Family hopeful as Aimee Copeland communicates through lip reading, but more amputations likely

Aimee Copeland, 24, is fighting for her life at JMS Burn Center in Augusta, her father Andy said on Facebook.
aimee copeland, necrotizing fasciitis, flesh-eating bacteria
Aimee Copeland
Facebook/Believe and pray for a miracle to happen for Aimee Copeland

(CBS News) Aimee Copeland continues to fight necrotizing fasciitis in a Ga. Hospital, her family says.

Aimee Copeland, 24, battles flesh-eating necrotizing fasciitis following zip-lining accident
Aimee Copeland, 24-year-old with necrotizing fasciitis, remains in critical condition

Over the weekend, the 24-year-old psychology graduate student's friends and family updated a blog on the University of West Georgia psychology department's student website. The family previouslyhad been concerned Aimee would lose her hands and other foot because the blood vessels had died. On Saturday evening, the blog said that Aimee will suffer the loss of her fingers, but doctors at JMS Burn Center in Augusta Ga. are hopeful of bringing life back to the palms of her hands, which would allow her the muscle control to eventually use prosthetic devices.

"They are awaiting a safe time before embarking on surgery for this," the blog read.

In a link to a separate post, Copeland's father Andy updated the public on his daughter's condition in his own words. A post from Saturday morning reads: "The miracle continues. The words I hear from the medical professionals to describe Aimee's continued recovery are 'astonishing,' 'incredible,' 'confounding,' 'mind boggling' and 'unbelievable.' All those are fitting words."

Andy writes that Aimee's lungs had been stressed and damaged, to the point where she needed 100 percent pure oxygen fed to her through a respirator. The doctors have been gradually reducing that oxygen over the past week and towards the end of Saturday, she was down to 33 percent oxygen.

"This puts her 12 points away from Aimee Day," her dad said.
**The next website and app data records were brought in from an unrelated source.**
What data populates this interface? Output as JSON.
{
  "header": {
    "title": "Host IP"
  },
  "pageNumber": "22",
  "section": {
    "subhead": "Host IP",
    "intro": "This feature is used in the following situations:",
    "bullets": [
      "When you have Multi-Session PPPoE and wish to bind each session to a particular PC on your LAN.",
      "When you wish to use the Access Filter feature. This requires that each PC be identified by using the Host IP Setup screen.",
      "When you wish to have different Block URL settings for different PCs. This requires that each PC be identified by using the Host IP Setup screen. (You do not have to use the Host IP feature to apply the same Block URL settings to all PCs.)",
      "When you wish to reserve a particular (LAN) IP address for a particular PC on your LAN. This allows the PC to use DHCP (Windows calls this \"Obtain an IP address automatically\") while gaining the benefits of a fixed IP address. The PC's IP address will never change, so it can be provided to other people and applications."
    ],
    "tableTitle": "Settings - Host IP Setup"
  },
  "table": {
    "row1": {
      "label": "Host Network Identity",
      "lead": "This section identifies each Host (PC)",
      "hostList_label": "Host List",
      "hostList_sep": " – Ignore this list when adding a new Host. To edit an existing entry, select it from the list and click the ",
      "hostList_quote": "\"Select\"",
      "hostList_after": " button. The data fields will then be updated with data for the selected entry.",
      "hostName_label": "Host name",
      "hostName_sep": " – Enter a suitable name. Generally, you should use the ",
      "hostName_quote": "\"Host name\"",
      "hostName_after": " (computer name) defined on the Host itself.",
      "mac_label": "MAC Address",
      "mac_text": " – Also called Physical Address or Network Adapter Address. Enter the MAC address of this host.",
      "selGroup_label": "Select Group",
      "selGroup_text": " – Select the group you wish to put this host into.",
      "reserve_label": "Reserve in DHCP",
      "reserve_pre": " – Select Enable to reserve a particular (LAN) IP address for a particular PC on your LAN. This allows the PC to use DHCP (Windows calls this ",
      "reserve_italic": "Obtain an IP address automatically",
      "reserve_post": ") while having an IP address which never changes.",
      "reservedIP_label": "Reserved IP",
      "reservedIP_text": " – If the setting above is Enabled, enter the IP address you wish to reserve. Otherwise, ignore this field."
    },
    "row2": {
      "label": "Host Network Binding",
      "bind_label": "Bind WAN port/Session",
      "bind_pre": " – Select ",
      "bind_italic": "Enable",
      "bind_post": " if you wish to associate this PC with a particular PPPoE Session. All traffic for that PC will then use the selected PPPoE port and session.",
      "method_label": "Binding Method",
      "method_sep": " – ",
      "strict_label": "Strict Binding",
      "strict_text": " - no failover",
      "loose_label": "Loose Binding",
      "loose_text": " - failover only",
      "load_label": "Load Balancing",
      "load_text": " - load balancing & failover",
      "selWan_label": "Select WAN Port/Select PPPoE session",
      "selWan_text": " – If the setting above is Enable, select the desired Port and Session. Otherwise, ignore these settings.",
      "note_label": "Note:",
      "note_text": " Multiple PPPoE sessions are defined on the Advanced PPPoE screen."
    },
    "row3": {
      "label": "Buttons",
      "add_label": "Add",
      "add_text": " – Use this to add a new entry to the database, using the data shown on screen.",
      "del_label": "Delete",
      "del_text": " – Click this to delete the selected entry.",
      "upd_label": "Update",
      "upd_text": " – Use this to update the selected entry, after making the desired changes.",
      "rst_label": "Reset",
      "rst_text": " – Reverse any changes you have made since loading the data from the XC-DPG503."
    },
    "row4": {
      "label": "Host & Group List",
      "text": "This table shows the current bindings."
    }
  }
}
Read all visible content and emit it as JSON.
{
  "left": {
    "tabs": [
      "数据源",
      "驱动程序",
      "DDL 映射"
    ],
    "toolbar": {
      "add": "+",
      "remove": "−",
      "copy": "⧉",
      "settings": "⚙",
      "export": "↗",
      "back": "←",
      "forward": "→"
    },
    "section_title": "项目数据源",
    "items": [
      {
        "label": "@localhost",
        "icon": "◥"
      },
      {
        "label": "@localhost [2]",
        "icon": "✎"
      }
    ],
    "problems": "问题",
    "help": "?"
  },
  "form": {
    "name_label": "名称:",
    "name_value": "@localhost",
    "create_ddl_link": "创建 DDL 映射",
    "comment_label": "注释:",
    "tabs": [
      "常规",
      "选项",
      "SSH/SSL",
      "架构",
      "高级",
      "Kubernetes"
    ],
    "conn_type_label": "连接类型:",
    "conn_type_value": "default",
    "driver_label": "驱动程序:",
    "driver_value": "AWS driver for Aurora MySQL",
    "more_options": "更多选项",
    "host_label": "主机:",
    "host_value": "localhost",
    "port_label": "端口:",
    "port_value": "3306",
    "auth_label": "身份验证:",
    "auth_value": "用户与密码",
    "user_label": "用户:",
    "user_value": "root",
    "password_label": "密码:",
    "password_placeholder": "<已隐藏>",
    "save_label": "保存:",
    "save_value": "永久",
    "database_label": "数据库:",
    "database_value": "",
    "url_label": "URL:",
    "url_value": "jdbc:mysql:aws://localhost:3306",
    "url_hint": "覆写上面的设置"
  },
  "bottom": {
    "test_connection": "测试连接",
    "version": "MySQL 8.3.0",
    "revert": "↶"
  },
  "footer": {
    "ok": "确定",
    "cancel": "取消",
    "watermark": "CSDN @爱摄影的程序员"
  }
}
That is the day when Aimee's oxygen intake will be taken down to what people typically breath in the air around us, 21 percent oxygen.
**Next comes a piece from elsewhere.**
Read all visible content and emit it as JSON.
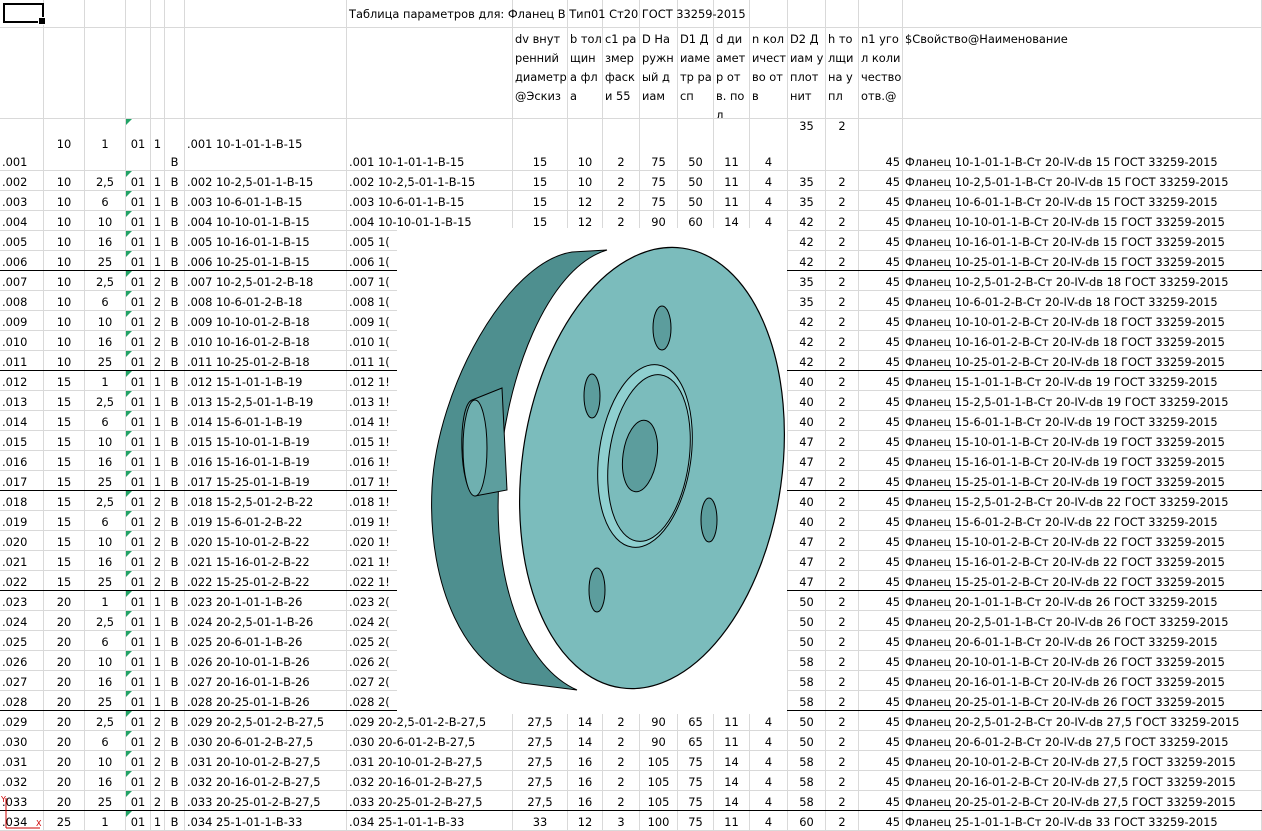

He also detailed how the family has been communicating with Aimee, by trying to read her lips, shrugs, smiles, nods and eye movements. At times when lip-reading was too difficult, Andy started naming letters until Aimee would nod, eventually spelling out a sentence asking for her sister.

The family also spent Mother's Day together, while Aimee remained on a ventilator with 33 percent oxygen. Her dad said she hates it, which he likens to trying to breathe through a straw. She is also being treated with medication to reduce her stress from the ordeal, while her family continues to pray with her.

On Monday, Andy went on NBC's "Today" show and said ice cream is the first thing Aimee wants when she's able to breathe on her own, the Associated Press reported.

Aimee contracted the rare flesh-eating infection following an accident on a homemade zip line during a trip where she and her friends kayaked along the Little Tallapoosa River in Carrollton, Ga.

For the infection, bacteria enter the body through cuts and scratches and give off toxins that cut off blood flow, quickly destroying muscle, fat and skin tissue. The bacteria that infected Copeland, a bug called Aeromonas hydrophila, is found in warm, brackish waters.

The National Institutes of Health has more on necrotizing fasciitis.